Skip Navigation
/sebin/h/i/page-bg-internal.jpg
/sebin/j/p/page-banner-blog-header.jpg
News & Media

Washington Update

October 17, 2018

Education Department Will Miss Deadline on Gainful Employment and Borrower Defense Repayment Rules
As Inside Higher Ed reported, the U.S. Department of Education will miss a November 1 deadline to publish the final Gainful Employment (GE) and Borrower Defense to Repayment (BDR) rules. Missing the deadline means the earliest implementation date for either rule would be July 2020. Separately, the U.S. District Court for the District of Columbia ruled against the California Association of Private Postsecondary Schools in their litigation to block the U.S. Department of Education from implementing the last administration’s “Borrower Defense to Repayment” rule.

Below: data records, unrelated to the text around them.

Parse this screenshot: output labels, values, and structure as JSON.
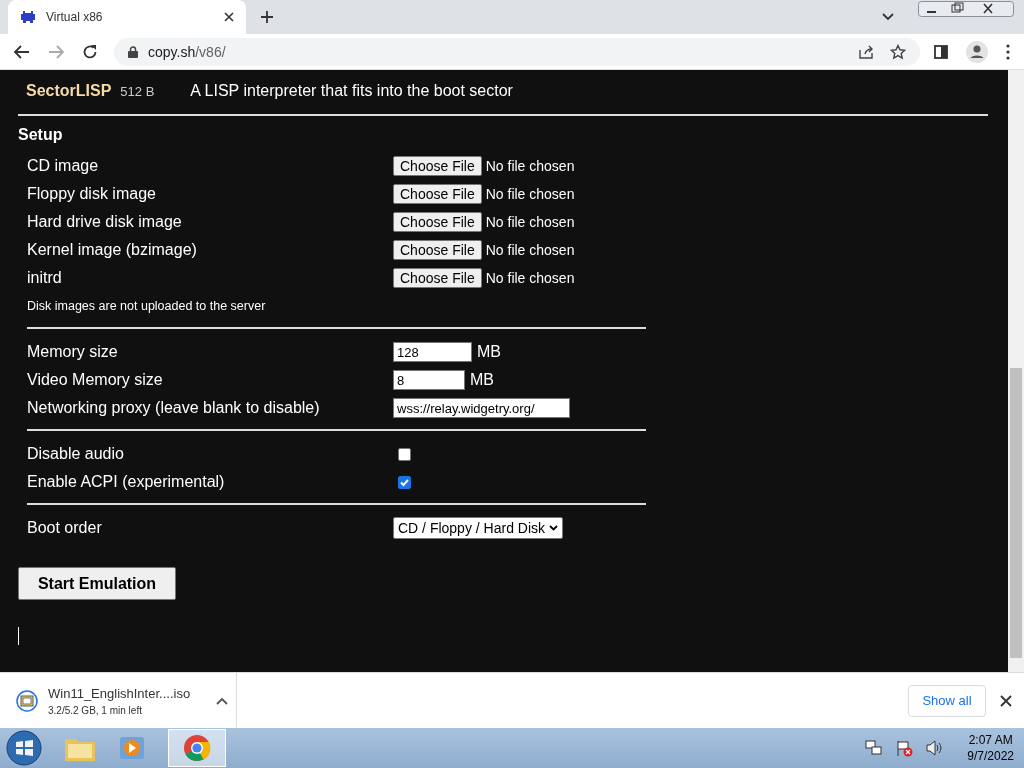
{
  "browser": {
    "tab_title": "Virtual x86",
    "url_host": "copy.sh",
    "url_path": "/v86/"
  },
  "program": {
    "name": "SectorLISP",
    "size": "512 B",
    "description": "A LISP interpreter that fits into the boot sector"
  },
  "setup": {
    "heading": "Setup",
    "files": [
      {
        "label": "CD image",
        "button": "Choose File",
        "status": "No file chosen"
      },
      {
        "label": "Floppy disk image",
        "button": "Choose File",
        "status": "No file chosen"
      },
      {
        "label": "Hard drive disk image",
        "button": "Choose File",
        "status": "No file chosen"
      },
      {
        "label": "Kernel image (bzimage)",
        "button": "Choose File",
        "status": "No file chosen"
      },
      {
        "label": "initrd",
        "button": "Choose File",
        "status": "No file chosen"
      }
    ],
    "note": "Disk images are not uploaded to the server",
    "fields": [
      {
        "label": "Memory size",
        "value": "128",
        "unit": "MB"
      },
      {
        "label": "Video Memory size",
        "value": "8",
        "unit": "MB"
      },
      {
        "label": "Networking proxy (leave blank to disable)",
        "value": "wss://relay.widgetry.org/"
      }
    ],
    "options": [
      {
        "label": "Disable audio",
        "checked": false
      },
      {
        "label": "Enable ACPI (experimental)",
        "checked": true
      }
    ],
    "boot_order": {
      "label": "Boot order",
      "value": "CD / Floppy / Hard Disk"
    },
    "start_button": "Start Emulation"
  },
  "download": {
    "file": "Win11_EnglishInter....iso",
    "progress": "3.2/5.2 GB, 1 min left",
    "show_all": "Show all"
  },
  "taskbar": {
    "time": "2:07 AM",
    "date": "9/7/2022"
  }
}
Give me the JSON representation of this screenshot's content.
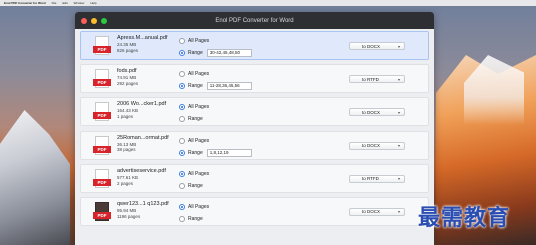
{
  "menubar": {
    "app": "Enol PDF Converter for Word",
    "items": [
      "File",
      "Edit",
      "Window",
      "Help"
    ]
  },
  "window": {
    "title": "Enol PDF Converter for Word"
  },
  "colors": {
    "pdf_tag": "#d8232a",
    "selected_row": "#dfe9fb",
    "titlebar": "#2d2f33"
  },
  "option_labels": {
    "all_pages": "All Pages",
    "range": "Range"
  },
  "icon_tag": "PDF",
  "files": [
    {
      "name": "Apress.M...anual.pdf",
      "size": "24.35 MB",
      "pages": "826 pages",
      "mode": "range",
      "range": "30-42,45,48,50",
      "format": "to DOCX",
      "selected": true
    },
    {
      "name": "fods.pdf",
      "size": "74.91 MB",
      "pages": "292 pages",
      "mode": "range",
      "range": "11-28,36,45,56",
      "format": "to RTFD",
      "selected": false
    },
    {
      "name": "2006 Wo...cker1.pdf",
      "size": "164.43 KB",
      "pages": "1 pages",
      "mode": "all",
      "range": "",
      "format": "to DOCX",
      "selected": false
    },
    {
      "name": "25Roman...ormat.pdf",
      "size": "36.13 MB",
      "pages": "38 pages",
      "mode": "range",
      "range": "1,8,12,19",
      "format": "to DOCX",
      "selected": false
    },
    {
      "name": "advertiseservice.pdf",
      "size": "577.61 KB",
      "pages": "2 pages",
      "mode": "all",
      "range": "",
      "format": "to RTFD",
      "selected": false
    },
    {
      "name": "qwer123...1 q123.pdf",
      "size": "95.94 MB",
      "pages": "1196 pages",
      "mode": "all",
      "range": "",
      "format": "to DOCX",
      "selected": false
    }
  ],
  "watermark": "最需教育"
}
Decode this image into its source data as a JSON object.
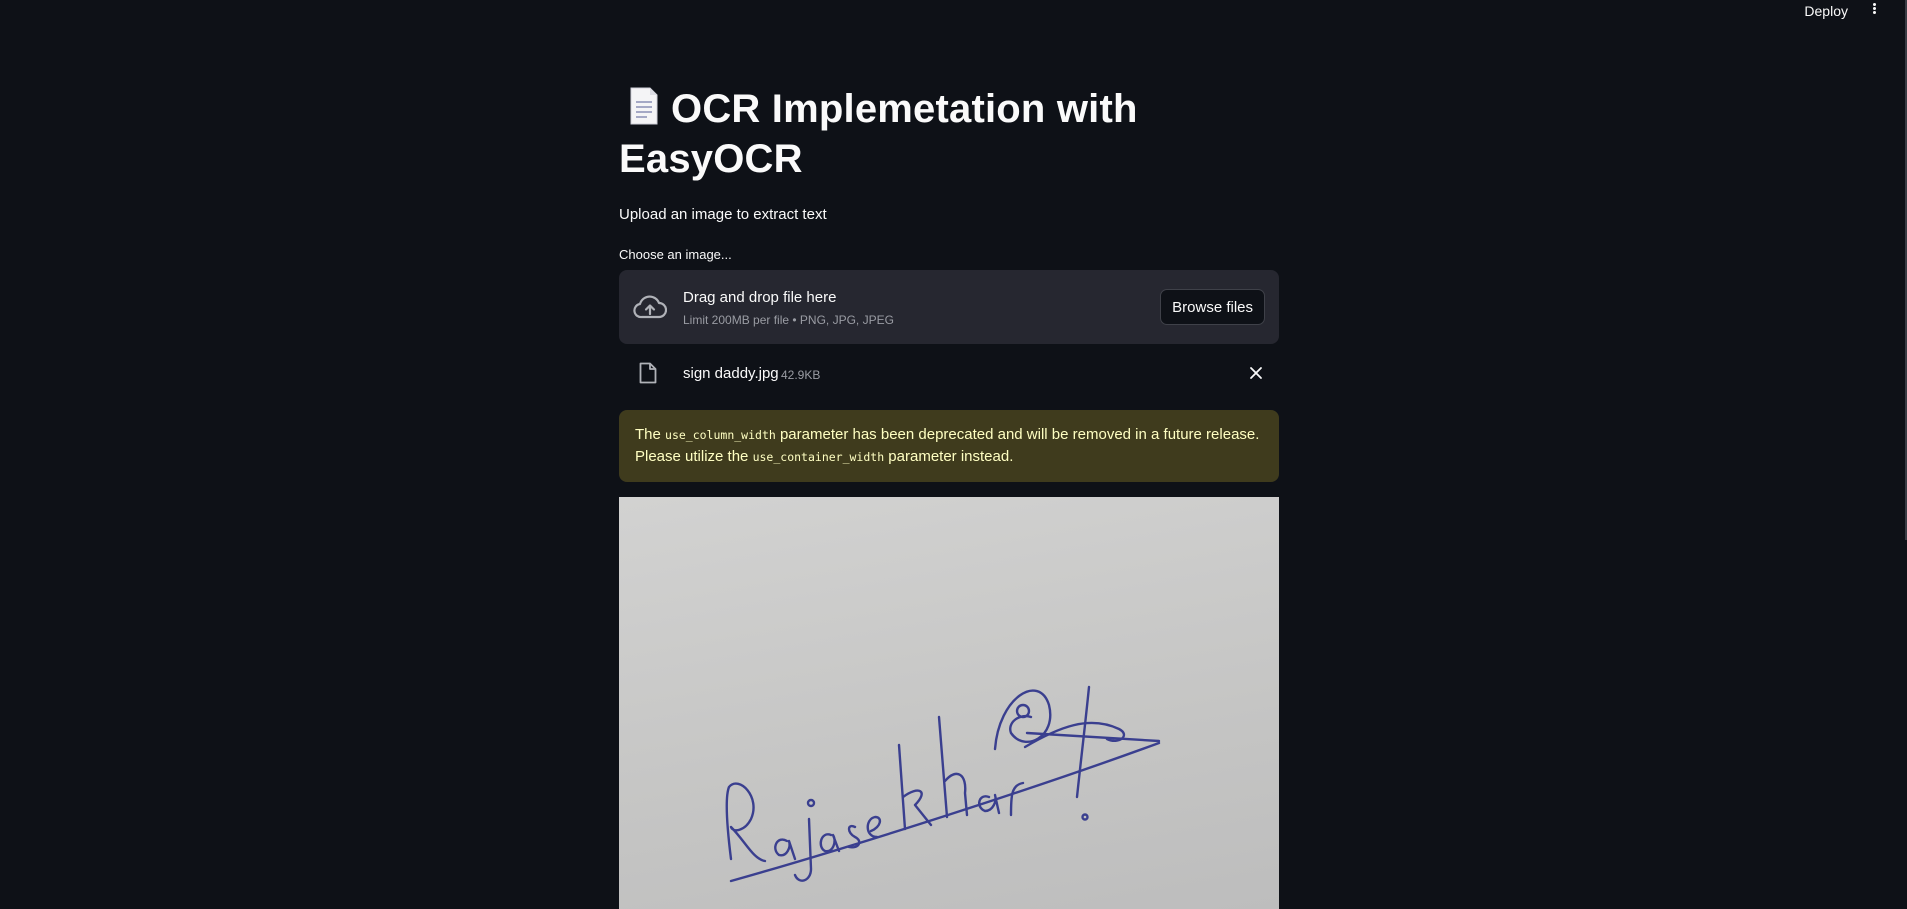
{
  "header": {
    "deploy_label": "Deploy",
    "menu_icon": "kebab-menu-icon"
  },
  "page": {
    "title_icon": "page-facing-up-icon",
    "title": "OCR Implemetation with EasyOCR",
    "subtitle": "Upload an image to extract text"
  },
  "uploader": {
    "label": "Choose an image...",
    "drop_text": "Drag and drop file here",
    "limit_text": "Limit 200MB per file • PNG, JPG, JPEG",
    "browse_label": "Browse files",
    "upload_icon": "cloud-upload-icon"
  },
  "uploaded_file": {
    "name": "sign daddy.jpg",
    "size": "42.9KB",
    "file_icon": "file-icon",
    "remove_icon": "close-icon"
  },
  "warning": {
    "pre": "The ",
    "code1": "use_column_width",
    "mid": " parameter has been deprecated and will be removed in a future release. Please utilize the ",
    "code2": "use_container_width",
    "post": " parameter instead."
  },
  "image": {
    "signature_text": "Rajasekhar"
  },
  "colors": {
    "background": "#0e1117",
    "dropzone": "#262730",
    "warning_bg": "#3f3b1d",
    "warning_text": "#ffffc2",
    "ink": "#3a3f8f"
  }
}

The decision paves the way for the Department to begin implementing a rule they have repeatedly criticized and are seeking to roll back.

Department of Education Negotiated Rulemaking on “Accreditation and Innovation”
The Department of Education issued another Intent to Establish Negotiated Rulemaking. This notice provides further detail on the newly named “Accreditation and Innovation” negotiated rulemaking (often referred to as “neg reg”) committee that will address a sweeping array of issues such as accreditation, distance and competency-based education, TEACH Grants, faith-based institutions, and barriers to innovation and competition. In a departure from typical practice, the Department would provide negotiators with a draft of regulations to start the process. The committee will have three topic-based subcommittees that focus on distance learning and educational innovation, TEACH Grants, and participation by faith-based educational entities.

After House and Senate passage in late September and early October, Congress sent a major opioids package, the SUPPORT for Patients and Communities Act (H.R. 6) to the president. The bipartisan bill incorporates the TEACH to Combat Addiction Act, which APLU and many universities supported. Provisions in the package include support for the nation’s addiction treatment workforce in high-need areas, extending treatment-prescribing authority for certain health professionals, changes to telehealth restrictions for rural areas, and other proposals. The president is expected to sign the bill into law.

APLU Supports Complaint on Refusal of Airlines to Fly Research Animals
APLU sent a letter in support of a complaint to the Department of Transportation filed by the National Association for Biomedical Research (NABR). The complaint discusses the refusal of major airlines to fly animals destined for scientific research even though those airlines transport animals for non-research purposes. NABR’s complaint also highlights the importance of animal research in advancing science and that federal regulatory bodies, such as the Food and Drug Administration, require testing for evaluating the safety and efficacy of new medicines.

Ag Secretary Perdue Responds to BAA Letter on NIFA/ERS Relocation
On September 28, Department of Agriculture Secretary Sonny Perdue responded to a letter sent in August from APLU’s Board on Agriculture Assembly (BAA) regarding the proposed relocation of the National Institute of Food and Agriculture (NIFA) and the Economic Research Service (ERS) out of the Washington, DC area. Secretary Perdue’s letter shares three main reasons for the relocation of NIFA and ERS: moving agencies closer to stakeholders; potential savings on employment costs and rent; and attracting qualified staff.

Global Food Security Act Reauthorization Signed Into Law
The House of Representatives passed the reauthorization of the Global Food Security Act (GFSA) by unanimous consent. The bill reauthorizes the U.S. government’s interagency food security strategy through 2023 and supports a broad portfolio of programs under the Feed the Future initiative, including research at university-led Feed the Future Innovation Labs. The bill extends the GFSA of 2016 which included provisions to “strengthen and expand collaboration between U.S. universities with higher education institutions in target countries.” The Senate cleared companion legislation in June, and President Trump signed the bill into law. APLU sent a letter to House and Senate leadership, as well as the bill’s long-standing champions, to thank them for their leadership and final passage.

NSTC Strategy for American Leadership in Advanced Manufacturing
The National Science and Technology Council (NSTC) has released its 2018 Strategy for American Leadership in Advanced Manufacturing. The strategy includes three goals: develop and transition new manufacturing technologies; educate, train, and connect the manufacturing workforce; and expand the capabilities of the domestic manufacturing supply chain. Among the items mentioned involving the university community are: supporting a STEM workforce and pathways for career and technical education; increasing workforce diversity; and engaging in a government-industry-academic partnership. The strategy also includes a progress report on the NSTC National Strategic Plan for Advanced Manufacturing, published in February 2012.

  • Council on Governmental Affairs

Subscribe to RSS